(What you should do) Go through the data underneath and copy every line exactly.

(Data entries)
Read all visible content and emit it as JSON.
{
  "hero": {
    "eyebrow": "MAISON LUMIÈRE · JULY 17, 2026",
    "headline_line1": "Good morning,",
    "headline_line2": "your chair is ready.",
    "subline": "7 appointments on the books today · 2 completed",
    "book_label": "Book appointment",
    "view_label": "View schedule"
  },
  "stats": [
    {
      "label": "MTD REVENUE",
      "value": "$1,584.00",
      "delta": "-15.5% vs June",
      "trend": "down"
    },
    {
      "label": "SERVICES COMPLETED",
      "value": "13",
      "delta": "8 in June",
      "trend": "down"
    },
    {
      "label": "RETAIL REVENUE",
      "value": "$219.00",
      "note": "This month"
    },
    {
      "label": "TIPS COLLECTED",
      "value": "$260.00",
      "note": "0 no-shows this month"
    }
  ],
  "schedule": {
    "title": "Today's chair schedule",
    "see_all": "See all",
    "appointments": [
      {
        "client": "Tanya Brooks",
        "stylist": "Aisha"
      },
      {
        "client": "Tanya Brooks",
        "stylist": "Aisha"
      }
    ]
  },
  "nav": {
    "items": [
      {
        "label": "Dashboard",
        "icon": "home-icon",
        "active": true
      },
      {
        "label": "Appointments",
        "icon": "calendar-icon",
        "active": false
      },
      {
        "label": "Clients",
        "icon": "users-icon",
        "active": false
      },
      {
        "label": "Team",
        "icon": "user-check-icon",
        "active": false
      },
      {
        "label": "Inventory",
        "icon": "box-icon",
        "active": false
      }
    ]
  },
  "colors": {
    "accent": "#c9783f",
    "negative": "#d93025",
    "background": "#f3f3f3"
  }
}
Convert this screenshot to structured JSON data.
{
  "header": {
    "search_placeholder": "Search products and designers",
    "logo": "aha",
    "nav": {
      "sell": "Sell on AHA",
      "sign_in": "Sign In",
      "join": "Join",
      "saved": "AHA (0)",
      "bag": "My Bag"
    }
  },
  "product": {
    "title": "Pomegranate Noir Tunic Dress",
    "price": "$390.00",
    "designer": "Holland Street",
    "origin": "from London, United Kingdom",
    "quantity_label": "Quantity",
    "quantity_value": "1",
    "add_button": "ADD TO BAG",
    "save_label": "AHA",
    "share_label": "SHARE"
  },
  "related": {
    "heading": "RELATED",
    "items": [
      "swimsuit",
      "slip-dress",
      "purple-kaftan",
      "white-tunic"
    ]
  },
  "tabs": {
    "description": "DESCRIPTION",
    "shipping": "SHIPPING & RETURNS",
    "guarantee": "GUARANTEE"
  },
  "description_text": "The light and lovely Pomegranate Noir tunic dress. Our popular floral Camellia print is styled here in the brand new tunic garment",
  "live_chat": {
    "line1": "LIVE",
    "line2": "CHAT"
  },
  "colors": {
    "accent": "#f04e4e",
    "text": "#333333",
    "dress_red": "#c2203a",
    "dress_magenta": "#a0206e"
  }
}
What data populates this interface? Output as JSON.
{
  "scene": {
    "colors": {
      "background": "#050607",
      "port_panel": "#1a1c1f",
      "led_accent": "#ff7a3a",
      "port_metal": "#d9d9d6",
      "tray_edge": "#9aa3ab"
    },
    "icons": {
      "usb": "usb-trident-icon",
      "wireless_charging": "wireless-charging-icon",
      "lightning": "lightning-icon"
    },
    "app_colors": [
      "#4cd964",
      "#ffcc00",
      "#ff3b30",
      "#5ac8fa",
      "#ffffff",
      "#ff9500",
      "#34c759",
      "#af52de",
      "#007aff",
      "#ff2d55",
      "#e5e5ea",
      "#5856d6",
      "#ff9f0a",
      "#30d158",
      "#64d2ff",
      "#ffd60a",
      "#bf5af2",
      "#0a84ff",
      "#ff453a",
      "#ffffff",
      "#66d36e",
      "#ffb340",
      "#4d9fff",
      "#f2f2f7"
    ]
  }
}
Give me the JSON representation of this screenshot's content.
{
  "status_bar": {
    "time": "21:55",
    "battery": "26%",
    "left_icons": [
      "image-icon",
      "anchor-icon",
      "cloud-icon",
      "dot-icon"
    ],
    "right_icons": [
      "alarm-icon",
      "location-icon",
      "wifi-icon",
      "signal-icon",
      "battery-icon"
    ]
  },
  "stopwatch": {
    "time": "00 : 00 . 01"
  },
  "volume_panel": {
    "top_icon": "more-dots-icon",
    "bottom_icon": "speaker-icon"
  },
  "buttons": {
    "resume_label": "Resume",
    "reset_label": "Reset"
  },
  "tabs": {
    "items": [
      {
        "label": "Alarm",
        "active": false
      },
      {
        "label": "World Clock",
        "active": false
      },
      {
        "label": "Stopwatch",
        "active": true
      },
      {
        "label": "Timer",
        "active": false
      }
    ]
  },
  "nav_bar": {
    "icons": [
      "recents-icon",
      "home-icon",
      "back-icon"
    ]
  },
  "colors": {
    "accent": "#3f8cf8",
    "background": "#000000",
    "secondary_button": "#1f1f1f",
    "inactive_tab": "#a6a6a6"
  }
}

(Solution to this exercise)
Read all visible content and emit it as JSON.
{
  "hero": {
    "eyebrow": "MAISON LUMIÈRE · JULY 17, 2026",
    "headline_line1": "Good morning,",
    "headline_line2": "your chair is ready.",
    "subline": "7 appointments on the books today · 2 completed",
    "book_label": "Book appointment",
    "view_label": "View schedule"
  },
  "stats": [
    {
      "label": "MTD REVENUE",
      "value": "$1,584.00",
      "delta": "-15.5% vs June",
      "trend": "down"
    },
    {
      "label": "SERVICES COMPLETED",
      "value": "13",
      "delta": "8 in June",
      "trend": "down"
    },
    {
      "label": "RETAIL REVENUE",
      "value": "$219.00",
      "note": "This month"
    },
    {
      "label": "TIPS COLLECTED",
      "value": "$260.00",
      "note": "0 no-shows this month"
    }
  ],
  "schedule": {
    "title": "Today's chair schedule",
    "see_all": "See all",
    "appointments": [
      {
        "client": "Tanya Brooks",
        "stylist": "Aisha"
      },
      {
        "client": "Tanya Brooks",
        "stylist": "Aisha"
      }
    ]
  },
  "nav": {
    "items": [
      {
        "label": "Dashboard",
        "icon": "home-icon",
        "active": true
      },
      {
        "label": "Appointments",
        "icon": "calendar-icon",
        "active": false
      },
      {
        "label": "Clients",
        "icon": "users-icon",
        "active": false
      },
      {
        "label": "Team",
        "icon": "user-check-icon",
        "active": false
      },
      {
        "label": "Inventory",
        "icon": "box-icon",
        "active": false
      }
    ]
  },
  "colors": {
    "accent": "#c9783f",
    "negative": "#d93025",
    "background": "#f3f3f3"
  }
}
Convert this screenshot to structured JSON data.
{
  "header": {
    "search_placeholder": "Search products and designers",
    "logo": "aha",
    "nav": {
      "sell": "Sell on AHA",
      "sign_in": "Sign In",
      "join": "Join",
      "saved": "AHA (0)",
      "bag": "My Bag"
    }
  },
  "product": {
    "title": "Pomegranate Noir Tunic Dress",
    "price": "$390.00",
    "designer": "Holland Street",
    "origin": "from London, United Kingdom",
    "quantity_label": "Quantity",
    "quantity_value": "1",
    "add_button": "ADD TO BAG",
    "save_label": "AHA",
    "share_label": "SHARE"
  },
  "related": {
    "heading": "RELATED",
    "items": [
      "swimsuit",
      "slip-dress",
      "purple-kaftan",
      "white-tunic"
    ]
  },
  "tabs": {
    "description": "DESCRIPTION",
    "shipping": "SHIPPING & RETURNS",
    "guarantee": "GUARANTEE"
  },
  "description_text": "The light and lovely Pomegranate Noir tunic dress. Our popular floral Camellia print is styled here in the brand new tunic garment",
  "live_chat": {
    "line1": "LIVE",
    "line2": "CHAT"
  },
  "colors": {
    "accent": "#f04e4e",
    "text": "#333333",
    "dress_red": "#c2203a",
    "dress_magenta": "#a0206e"
  }
}
What data populates this interface? Output as JSON.
{
  "scene": {
    "colors": {
      "background": "#050607",
      "port_panel": "#1a1c1f",
      "led_accent": "#ff7a3a",
      "port_metal": "#d9d9d6",
      "tray_edge": "#9aa3ab"
    },
    "icons": {
      "usb": "usb-trident-icon",
      "wireless_charging": "wireless-charging-icon",
      "lightning": "lightning-icon"
    },
    "app_colors": [
      "#4cd964",
      "#ffcc00",
      "#ff3b30",
      "#5ac8fa",
      "#ffffff",
      "#ff9500",
      "#34c759",
      "#af52de",
      "#007aff",
      "#ff2d55",
      "#e5e5ea",
      "#5856d6",
      "#ff9f0a",
      "#30d158",
      "#64d2ff",
      "#ffd60a",
      "#bf5af2",
      "#0a84ff",
      "#ff453a",
      "#ffffff",
      "#66d36e",
      "#ffb340",
      "#4d9fff",
      "#f2f2f7"
    ]
  }
}
Give me the JSON representation of this screenshot's content.
{
  "status_bar": {
    "time": "21:55",
    "battery": "26%",
    "left_icons": [
      "image-icon",
      "anchor-icon",
      "cloud-icon",
      "dot-icon"
    ],
    "right_icons": [
      "alarm-icon",
      "location-icon",
      "wifi-icon",
      "signal-icon",
      "battery-icon"
    ]
  },
  "stopwatch": {
    "time": "00 : 00 . 01"
  },
  "volume_panel": {
    "top_icon": "more-dots-icon",
    "bottom_icon": "speaker-icon"
  },
  "buttons": {
    "resume_label": "Resume",
    "reset_label": "Reset"
  },
  "tabs": {
    "items": [
      {
        "label": "Alarm",
        "active": false
      },
      {
        "label": "World Clock",
        "active": false
      },
      {
        "label": "Stopwatch",
        "active": true
      },
      {
        "label": "Timer",
        "active": false
      }
    ]
  },
  "nav_bar": {
    "icons": [
      "recents-icon",
      "home-icon",
      "back-icon"
    ]
  },
  "colors": {
    "accent": "#3f8cf8",
    "background": "#000000",
    "secondary_button": "#1f1f1f",
    "inactive_tab": "#a6a6a6"
  }
}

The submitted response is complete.